#### Task brief
Every line below that contains "JSON" is to be copied.

App and web page records:
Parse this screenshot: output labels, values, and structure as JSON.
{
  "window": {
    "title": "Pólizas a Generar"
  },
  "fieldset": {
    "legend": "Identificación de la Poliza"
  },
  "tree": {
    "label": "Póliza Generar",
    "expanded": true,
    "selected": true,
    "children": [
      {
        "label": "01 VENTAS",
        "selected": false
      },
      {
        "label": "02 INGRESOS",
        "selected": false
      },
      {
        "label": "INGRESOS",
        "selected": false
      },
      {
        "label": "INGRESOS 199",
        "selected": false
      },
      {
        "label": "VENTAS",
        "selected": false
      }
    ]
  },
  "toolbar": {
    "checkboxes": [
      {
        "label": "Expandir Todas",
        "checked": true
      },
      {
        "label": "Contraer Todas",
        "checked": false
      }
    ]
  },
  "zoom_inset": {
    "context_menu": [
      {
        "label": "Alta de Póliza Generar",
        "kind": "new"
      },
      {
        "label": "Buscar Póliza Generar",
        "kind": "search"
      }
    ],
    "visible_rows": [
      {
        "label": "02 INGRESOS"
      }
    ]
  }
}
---
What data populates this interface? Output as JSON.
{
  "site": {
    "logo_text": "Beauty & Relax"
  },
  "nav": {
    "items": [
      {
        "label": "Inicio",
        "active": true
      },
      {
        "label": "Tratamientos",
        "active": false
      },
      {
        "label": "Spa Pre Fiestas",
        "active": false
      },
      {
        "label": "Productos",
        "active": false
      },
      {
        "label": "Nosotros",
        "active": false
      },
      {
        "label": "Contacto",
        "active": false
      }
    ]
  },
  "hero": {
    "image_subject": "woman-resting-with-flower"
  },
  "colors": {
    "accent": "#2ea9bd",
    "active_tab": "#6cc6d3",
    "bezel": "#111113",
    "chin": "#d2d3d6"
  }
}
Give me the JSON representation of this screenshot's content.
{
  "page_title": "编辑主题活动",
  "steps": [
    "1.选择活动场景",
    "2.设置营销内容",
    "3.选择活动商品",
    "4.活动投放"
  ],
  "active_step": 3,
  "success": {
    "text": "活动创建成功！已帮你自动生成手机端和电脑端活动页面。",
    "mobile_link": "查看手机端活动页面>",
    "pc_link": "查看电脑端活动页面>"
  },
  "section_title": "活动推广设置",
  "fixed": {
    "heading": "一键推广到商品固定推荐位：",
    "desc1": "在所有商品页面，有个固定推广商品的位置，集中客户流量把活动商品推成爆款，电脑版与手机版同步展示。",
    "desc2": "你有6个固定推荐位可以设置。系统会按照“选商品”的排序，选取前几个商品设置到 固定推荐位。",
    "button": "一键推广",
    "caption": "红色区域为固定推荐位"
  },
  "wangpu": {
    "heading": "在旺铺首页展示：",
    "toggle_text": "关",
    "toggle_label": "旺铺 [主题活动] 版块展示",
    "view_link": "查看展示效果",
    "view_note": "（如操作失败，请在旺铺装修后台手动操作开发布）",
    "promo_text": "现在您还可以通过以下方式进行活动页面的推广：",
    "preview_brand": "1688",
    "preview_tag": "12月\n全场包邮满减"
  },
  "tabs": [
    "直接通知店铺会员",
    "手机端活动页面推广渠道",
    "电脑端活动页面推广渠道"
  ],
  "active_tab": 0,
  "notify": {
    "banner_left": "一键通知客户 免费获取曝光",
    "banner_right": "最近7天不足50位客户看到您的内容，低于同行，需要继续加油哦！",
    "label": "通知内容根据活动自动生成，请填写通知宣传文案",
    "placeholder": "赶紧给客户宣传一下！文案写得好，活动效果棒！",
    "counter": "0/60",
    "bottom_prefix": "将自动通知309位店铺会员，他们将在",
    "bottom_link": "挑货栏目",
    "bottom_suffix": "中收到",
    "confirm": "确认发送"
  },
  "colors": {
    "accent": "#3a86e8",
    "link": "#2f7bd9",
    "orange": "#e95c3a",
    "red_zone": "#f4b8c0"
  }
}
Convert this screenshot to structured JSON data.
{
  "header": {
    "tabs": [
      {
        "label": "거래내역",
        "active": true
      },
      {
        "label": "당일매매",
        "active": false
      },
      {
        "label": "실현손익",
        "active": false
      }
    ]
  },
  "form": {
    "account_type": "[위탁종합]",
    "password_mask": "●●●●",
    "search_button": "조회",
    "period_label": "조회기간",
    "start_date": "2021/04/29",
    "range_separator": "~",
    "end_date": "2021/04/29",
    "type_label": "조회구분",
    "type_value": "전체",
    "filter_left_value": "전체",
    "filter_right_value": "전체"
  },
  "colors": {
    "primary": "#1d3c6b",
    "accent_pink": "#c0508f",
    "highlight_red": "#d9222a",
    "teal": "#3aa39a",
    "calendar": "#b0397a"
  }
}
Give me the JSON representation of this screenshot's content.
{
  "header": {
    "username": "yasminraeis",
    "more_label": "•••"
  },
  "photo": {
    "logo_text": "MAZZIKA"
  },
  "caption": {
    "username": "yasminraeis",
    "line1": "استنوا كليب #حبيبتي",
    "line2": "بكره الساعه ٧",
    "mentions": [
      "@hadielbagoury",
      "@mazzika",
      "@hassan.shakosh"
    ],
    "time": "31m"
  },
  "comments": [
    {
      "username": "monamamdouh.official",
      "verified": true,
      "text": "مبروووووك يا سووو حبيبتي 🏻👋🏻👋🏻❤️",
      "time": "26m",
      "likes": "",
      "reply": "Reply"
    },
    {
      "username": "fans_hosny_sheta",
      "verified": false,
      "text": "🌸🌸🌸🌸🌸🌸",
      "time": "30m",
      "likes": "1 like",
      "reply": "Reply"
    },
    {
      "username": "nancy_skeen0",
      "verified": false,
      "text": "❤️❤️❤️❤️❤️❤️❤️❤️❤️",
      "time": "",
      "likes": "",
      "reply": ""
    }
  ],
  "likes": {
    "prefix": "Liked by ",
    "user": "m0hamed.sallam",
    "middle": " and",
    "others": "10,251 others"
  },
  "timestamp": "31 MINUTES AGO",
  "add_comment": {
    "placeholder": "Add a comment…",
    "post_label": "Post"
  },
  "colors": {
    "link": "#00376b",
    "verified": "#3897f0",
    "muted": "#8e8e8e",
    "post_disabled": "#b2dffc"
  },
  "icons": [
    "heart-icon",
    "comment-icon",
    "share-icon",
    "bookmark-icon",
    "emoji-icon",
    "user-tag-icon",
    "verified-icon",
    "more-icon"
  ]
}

#### Response area
Parse this screenshot: output labels, values, and structure as JSON.
What data populates this interface? Output as JSON.
Give me the JSON representation of this screenshot's content.
Convert this screenshot to structured JSON data.
Give me the JSON representation of this screenshot's content.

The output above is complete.